═══ Data for analysis
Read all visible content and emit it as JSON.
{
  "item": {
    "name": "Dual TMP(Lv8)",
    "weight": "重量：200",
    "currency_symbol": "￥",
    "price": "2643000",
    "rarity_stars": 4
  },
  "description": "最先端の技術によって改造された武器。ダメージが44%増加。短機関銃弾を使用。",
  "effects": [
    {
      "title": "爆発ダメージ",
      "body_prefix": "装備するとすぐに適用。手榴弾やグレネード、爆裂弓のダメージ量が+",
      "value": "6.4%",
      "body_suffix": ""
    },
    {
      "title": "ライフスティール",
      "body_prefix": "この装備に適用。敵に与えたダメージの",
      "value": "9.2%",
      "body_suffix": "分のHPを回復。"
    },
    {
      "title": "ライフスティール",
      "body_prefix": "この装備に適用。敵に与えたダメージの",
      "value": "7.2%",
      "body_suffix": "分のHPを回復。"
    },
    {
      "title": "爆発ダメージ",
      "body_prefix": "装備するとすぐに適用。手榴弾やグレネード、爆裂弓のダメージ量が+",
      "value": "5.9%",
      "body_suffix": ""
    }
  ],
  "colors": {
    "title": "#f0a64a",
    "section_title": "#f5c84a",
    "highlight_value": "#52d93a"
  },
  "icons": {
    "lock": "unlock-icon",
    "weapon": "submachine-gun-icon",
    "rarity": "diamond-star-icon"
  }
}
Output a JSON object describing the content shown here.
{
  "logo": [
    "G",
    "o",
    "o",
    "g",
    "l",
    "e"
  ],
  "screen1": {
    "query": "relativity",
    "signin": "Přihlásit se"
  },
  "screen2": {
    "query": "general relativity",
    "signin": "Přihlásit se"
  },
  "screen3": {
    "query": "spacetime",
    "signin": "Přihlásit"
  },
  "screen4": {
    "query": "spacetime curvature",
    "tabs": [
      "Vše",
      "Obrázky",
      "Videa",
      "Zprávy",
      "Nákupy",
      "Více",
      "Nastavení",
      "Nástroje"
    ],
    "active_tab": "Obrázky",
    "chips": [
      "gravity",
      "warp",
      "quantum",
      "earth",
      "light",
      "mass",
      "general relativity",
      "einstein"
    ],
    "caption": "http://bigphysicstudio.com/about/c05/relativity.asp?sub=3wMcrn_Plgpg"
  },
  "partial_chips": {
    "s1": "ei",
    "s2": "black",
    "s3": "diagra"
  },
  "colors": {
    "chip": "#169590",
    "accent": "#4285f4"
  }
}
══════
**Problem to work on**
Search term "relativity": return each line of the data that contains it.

**Solution for this problem**
    "query": "relativity",
    "query": "general relativity",
      "general relativity",
    "caption": "http://bigphysicstudio.com/about/c05/relativity.asp?sub=3wMcrn_Plgpg"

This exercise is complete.